- [WORK TO COMPLETE]
Set down all of the records below exactly, please, omitting the images.

═══ DATA SUPPLIED ═══

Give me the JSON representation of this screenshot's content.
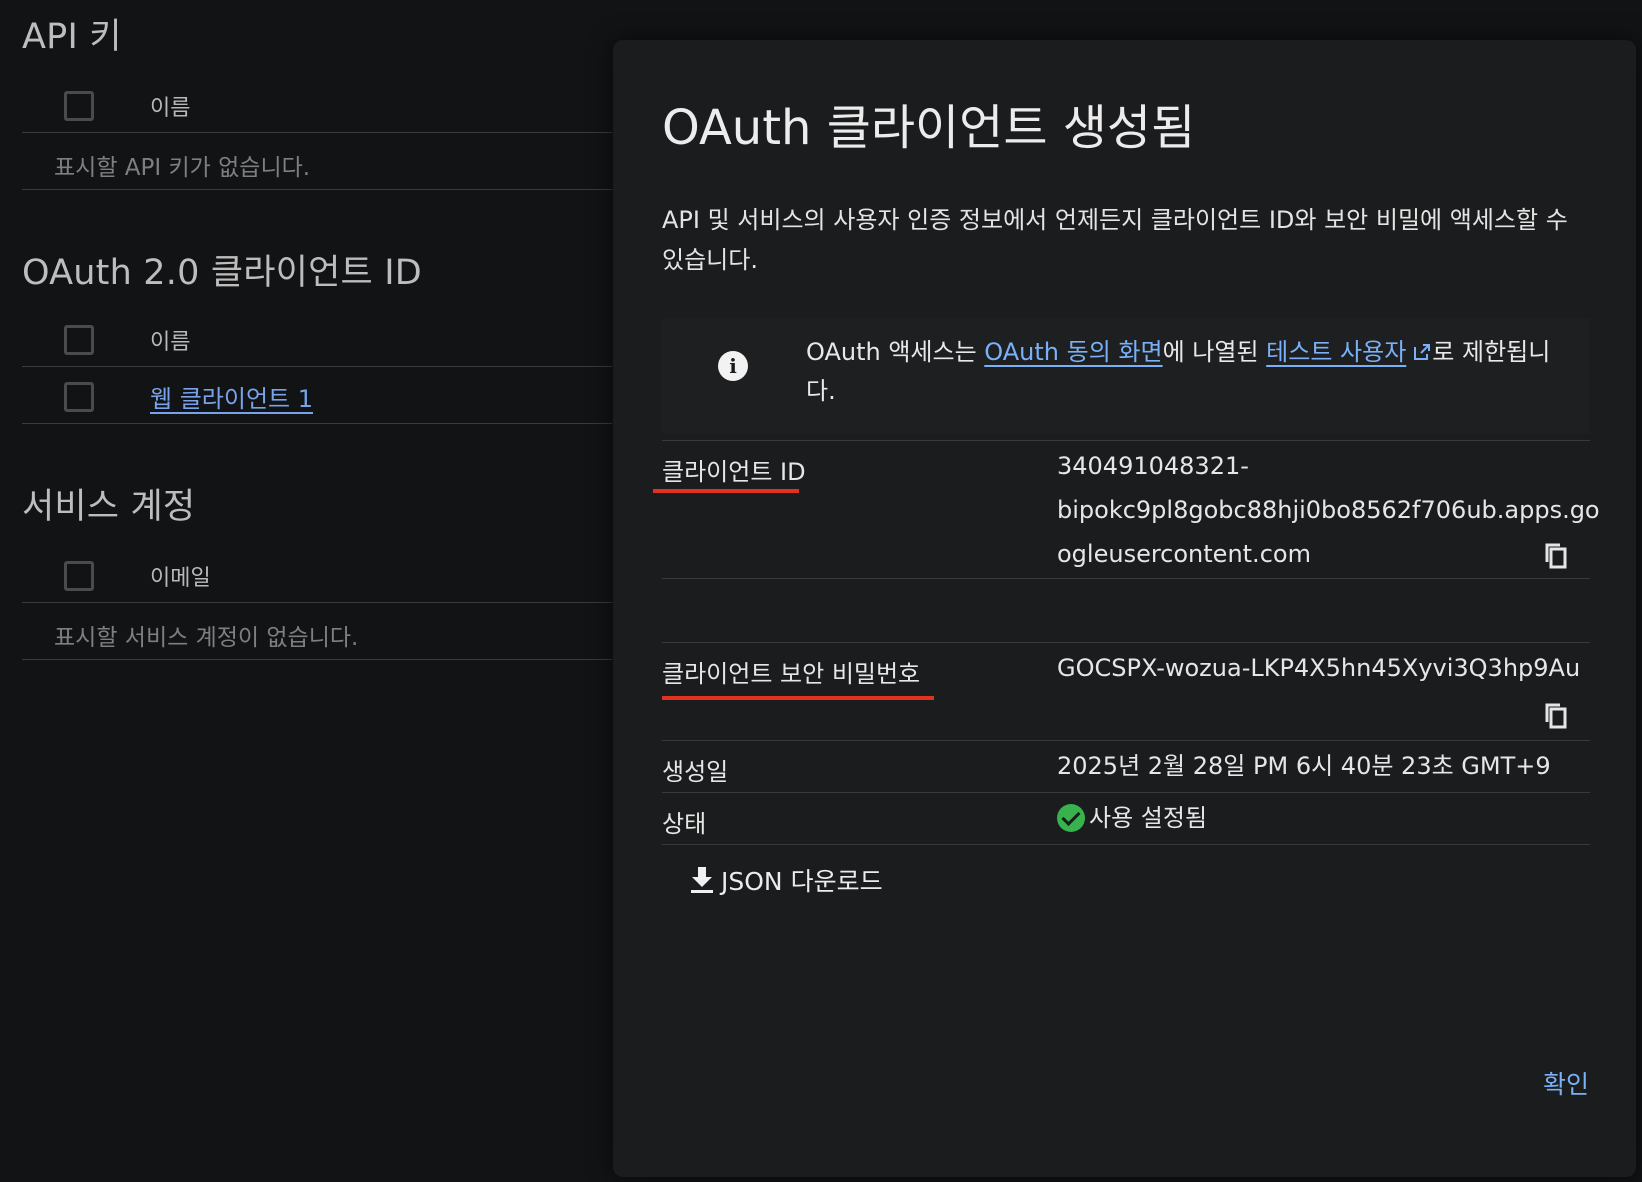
{
  "left": {
    "api_keys": {
      "title": "API 키",
      "col_name": "이름",
      "empty": "표시할 API 키가 없습니다."
    },
    "oauth": {
      "title": "OAuth 2.0 클라이언트 ID",
      "col_name": "이름",
      "rows": [
        "웹 클라이언트 1"
      ]
    },
    "service_accounts": {
      "title": "서비스 계정",
      "col_email": "이메일",
      "empty": "표시할 서비스 계정이 없습니다."
    }
  },
  "dialog": {
    "title": "OAuth 클라이언트 생성됨",
    "description": "API 및 서비스의 사용자 인증 정보에서 언제든지 클라이언트 ID와 보안 비밀에 액세스할 수 있습니다.",
    "info": {
      "prefix": "OAuth 액세스는 ",
      "link1": "OAuth 동의 화면",
      "middle": "에 나열된 ",
      "link2": "테스트 사용자",
      "suffix": "로 제한됩니다."
    },
    "client_id": {
      "label": "클라이언트 ID",
      "line1": "340491048321-",
      "line2": "bipokc9pl8gobc88hji0bo8562f706ub.apps.go",
      "line3": "ogleusercontent.com"
    },
    "client_secret": {
      "label": "클라이언트 보안 비밀번호",
      "value": "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"
    },
    "created": {
      "label": "생성일",
      "value": "2025년 2월 28일 PM 6시 40분 23초 GMT+9"
    },
    "status": {
      "label": "상태",
      "value": "사용 설정됨"
    },
    "json_button": "JSON 다운로드",
    "confirm_button": "확인"
  },
  "colors": {
    "accent_link": "#7ab0f7",
    "highlight_red": "#e0321e",
    "status_green": "#37b24d",
    "dialog_bg": "#1b1c1d"
  }
}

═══

- [ANSWER TO THIS TASK]
Give me the JSON representation of this screenshot's content.
{
  "left": {
    "api_keys": {
      "title": "API 키",
      "col_name": "이름",
      "empty": "표시할 API 키가 없습니다."
    },
    "oauth": {
      "title": "OAuth 2.0 클라이언트 ID",
      "col_name": "이름",
      "rows": [
        "웹 클라이언트 1"
      ]
    },
    "service_accounts": {
      "title": "서비스 계정",
      "col_email": "이메일",
      "empty": "표시할 서비스 계정이 없습니다."
    }
  },
  "dialog": {
    "title": "OAuth 클라이언트 생성됨",
    "description": "API 및 서비스의 사용자 인증 정보에서 언제든지 클라이언트 ID와 보안 비밀에 액세스할 수 있습니다.",
    "info": {
      "prefix": "OAuth 액세스는 ",
      "link1": "OAuth 동의 화면",
      "middle": "에 나열된 ",
      "link2": "테스트 사용자",
      "suffix": "로 제한됩니다."
    },
    "client_id": {
      "label": "클라이언트 ID",
      "line1": "340491048321-",
      "line2": "bipokc9pl8gobc88hji0bo8562f706ub.apps.go",
      "line3": "ogleusercontent.com"
    },
    "client_secret": {
      "label": "클라이언트 보안 비밀번호",
      "value": "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"
    },
    "created": {
      "label": "생성일",
      "value": "2025년 2월 28일 PM 6시 40분 23초 GMT+9"
    },
    "status": {
      "label": "상태",
      "value": "사용 설정됨"
    },
    "json_button": "JSON 다운로드",
    "confirm_button": "확인"
  },
  "colors": {
    "accent_link": "#7ab0f7",
    "highlight_red": "#e0321e",
    "status_green": "#37b24d",
    "dialog_bg": "#1b1c1d"
  }
}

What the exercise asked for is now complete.